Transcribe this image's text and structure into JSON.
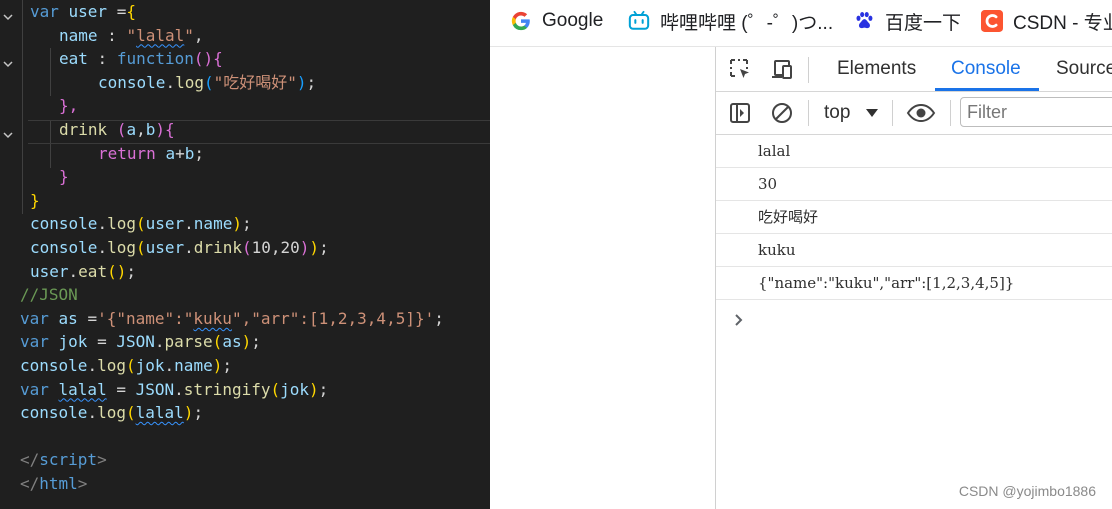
{
  "editor": {
    "lines": [
      [
        {
          "t": "var ",
          "c": "k"
        },
        {
          "t": "user ",
          "c": "v"
        },
        {
          "t": "=",
          "c": "p"
        },
        {
          "t": "{",
          "c": "b1"
        }
      ],
      [
        {
          "t": "name",
          "c": "v"
        },
        {
          "t": " : ",
          "c": "p"
        },
        {
          "t": "\"",
          "c": "s"
        },
        {
          "t": "lalal",
          "c": "s",
          "sq": true
        },
        {
          "t": "\"",
          "c": "s"
        },
        {
          "t": ",",
          "c": "p"
        }
      ],
      [
        {
          "t": "eat",
          "c": "v"
        },
        {
          "t": " : ",
          "c": "p"
        },
        {
          "t": "function",
          "c": "k"
        },
        {
          "t": "()",
          "c": "b2"
        },
        {
          "t": "{",
          "c": "b2"
        }
      ],
      [
        {
          "t": "console",
          "c": "v"
        },
        {
          "t": ".",
          "c": "p"
        },
        {
          "t": "log",
          "c": "f"
        },
        {
          "t": "(",
          "c": "b3"
        },
        {
          "t": "\"吃好喝好\"",
          "c": "s"
        },
        {
          "t": ")",
          "c": "b3"
        },
        {
          "t": ";",
          "c": "p"
        }
      ],
      [
        {
          "t": "},",
          "c": "b2"
        }
      ],
      [
        {
          "t": "drink ",
          "c": "f"
        },
        {
          "t": "(",
          "c": "b2"
        },
        {
          "t": "a",
          "c": "v"
        },
        {
          "t": ",",
          "c": "p"
        },
        {
          "t": "b",
          "c": "v"
        },
        {
          "t": ")",
          "c": "b2"
        },
        {
          "t": "{",
          "c": "b2"
        }
      ],
      [
        {
          "t": "return ",
          "c": "b2"
        },
        {
          "t": "a",
          "c": "v"
        },
        {
          "t": "+",
          "c": "p"
        },
        {
          "t": "b",
          "c": "v"
        },
        {
          "t": ";",
          "c": "p"
        }
      ],
      [
        {
          "t": "}",
          "c": "b2"
        }
      ],
      [
        {
          "t": "}",
          "c": "b1"
        }
      ],
      [
        {
          "t": "console",
          "c": "v"
        },
        {
          "t": ".",
          "c": "p"
        },
        {
          "t": "log",
          "c": "f"
        },
        {
          "t": "(",
          "c": "b1"
        },
        {
          "t": "user",
          "c": "v"
        },
        {
          "t": ".",
          "c": "p"
        },
        {
          "t": "name",
          "c": "v"
        },
        {
          "t": ")",
          "c": "b1"
        },
        {
          "t": ";",
          "c": "p"
        }
      ],
      [
        {
          "t": "console",
          "c": "v"
        },
        {
          "t": ".",
          "c": "p"
        },
        {
          "t": "log",
          "c": "f"
        },
        {
          "t": "(",
          "c": "b1"
        },
        {
          "t": "user",
          "c": "v"
        },
        {
          "t": ".",
          "c": "p"
        },
        {
          "t": "drink",
          "c": "f"
        },
        {
          "t": "(",
          "c": "b2"
        },
        {
          "t": "10",
          "c": "p"
        },
        {
          "t": ",",
          "c": "p"
        },
        {
          "t": "20",
          "c": "p"
        },
        {
          "t": ")",
          "c": "b2"
        },
        {
          "t": ")",
          "c": "b1"
        },
        {
          "t": ";",
          "c": "p"
        }
      ],
      [
        {
          "t": "user",
          "c": "v"
        },
        {
          "t": ".",
          "c": "p"
        },
        {
          "t": "eat",
          "c": "f"
        },
        {
          "t": "()",
          "c": "b1"
        },
        {
          "t": ";",
          "c": "p"
        }
      ],
      [
        {
          "t": "//JSON",
          "c": "c"
        }
      ],
      [
        {
          "t": "var ",
          "c": "k"
        },
        {
          "t": "as ",
          "c": "v"
        },
        {
          "t": "=",
          "c": "p"
        },
        {
          "t": "'{\"name\":\"",
          "c": "s"
        },
        {
          "t": "kuku",
          "c": "s",
          "sq": true
        },
        {
          "t": "\",\"arr\":[1,2,3,4,5]}'",
          "c": "s"
        },
        {
          "t": ";",
          "c": "p"
        }
      ],
      [
        {
          "t": "var ",
          "c": "k"
        },
        {
          "t": "jok ",
          "c": "v"
        },
        {
          "t": "= ",
          "c": "p"
        },
        {
          "t": "JSON",
          "c": "v"
        },
        {
          "t": ".",
          "c": "p"
        },
        {
          "t": "parse",
          "c": "f"
        },
        {
          "t": "(",
          "c": "b1"
        },
        {
          "t": "as",
          "c": "v"
        },
        {
          "t": ")",
          "c": "b1"
        },
        {
          "t": ";",
          "c": "p"
        }
      ],
      [
        {
          "t": "console",
          "c": "v"
        },
        {
          "t": ".",
          "c": "p"
        },
        {
          "t": "log",
          "c": "f"
        },
        {
          "t": "(",
          "c": "b1"
        },
        {
          "t": "jok",
          "c": "v"
        },
        {
          "t": ".",
          "c": "p"
        },
        {
          "t": "name",
          "c": "v"
        },
        {
          "t": ")",
          "c": "b1"
        },
        {
          "t": ";",
          "c": "p"
        }
      ],
      [
        {
          "t": "var ",
          "c": "k"
        },
        {
          "t": "lalal",
          "c": "v",
          "sq": true
        },
        {
          "t": " = ",
          "c": "p"
        },
        {
          "t": "JSON",
          "c": "v"
        },
        {
          "t": ".",
          "c": "p"
        },
        {
          "t": "stringify",
          "c": "f"
        },
        {
          "t": "(",
          "c": "b1"
        },
        {
          "t": "jok",
          "c": "v"
        },
        {
          "t": ")",
          "c": "b1"
        },
        {
          "t": ";",
          "c": "p"
        }
      ],
      [
        {
          "t": "console",
          "c": "v"
        },
        {
          "t": ".",
          "c": "p"
        },
        {
          "t": "log",
          "c": "f"
        },
        {
          "t": "(",
          "c": "b1"
        },
        {
          "t": "lalal",
          "c": "v",
          "sq": true
        },
        {
          "t": ")",
          "c": "b1"
        },
        {
          "t": ";",
          "c": "p"
        }
      ],
      [],
      [
        {
          "t": "</",
          "c": "tag"
        },
        {
          "t": "script",
          "c": "tg"
        },
        {
          "t": ">",
          "c": "tag"
        }
      ],
      [
        {
          "t": "</",
          "c": "tag"
        },
        {
          "t": "html",
          "c": "tg"
        },
        {
          "t": ">",
          "c": "tag"
        }
      ]
    ],
    "fold_icon": "chevron-down-icon"
  },
  "bookmarks": [
    {
      "label": "Google",
      "icon": "google-icon"
    },
    {
      "label": "哔哩哔哩 (゜-゜)つ...",
      "icon": "bilibili-icon"
    },
    {
      "label": "百度一下",
      "icon": "baidu-paw-icon"
    },
    {
      "label": "CSDN - 专业",
      "icon": "csdn-icon"
    }
  ],
  "devtools": {
    "tabs": [
      {
        "label": "Elements",
        "active": false
      },
      {
        "label": "Console",
        "active": true
      },
      {
        "label": "Sources",
        "active": false
      }
    ],
    "toolbar": {
      "context": "top",
      "filter_placeholder": "Filter"
    },
    "console_messages": [
      "lalal",
      "30",
      "吃好喝好",
      "kuku",
      "{\"name\":\"kuku\",\"arr\":[1,2,3,4,5]}"
    ],
    "accent_color": "#1a73e8"
  },
  "watermark": "CSDN @yojimbo1886"
}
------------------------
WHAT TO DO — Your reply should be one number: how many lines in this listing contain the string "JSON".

ANSWER TO THE PROBLEM — 4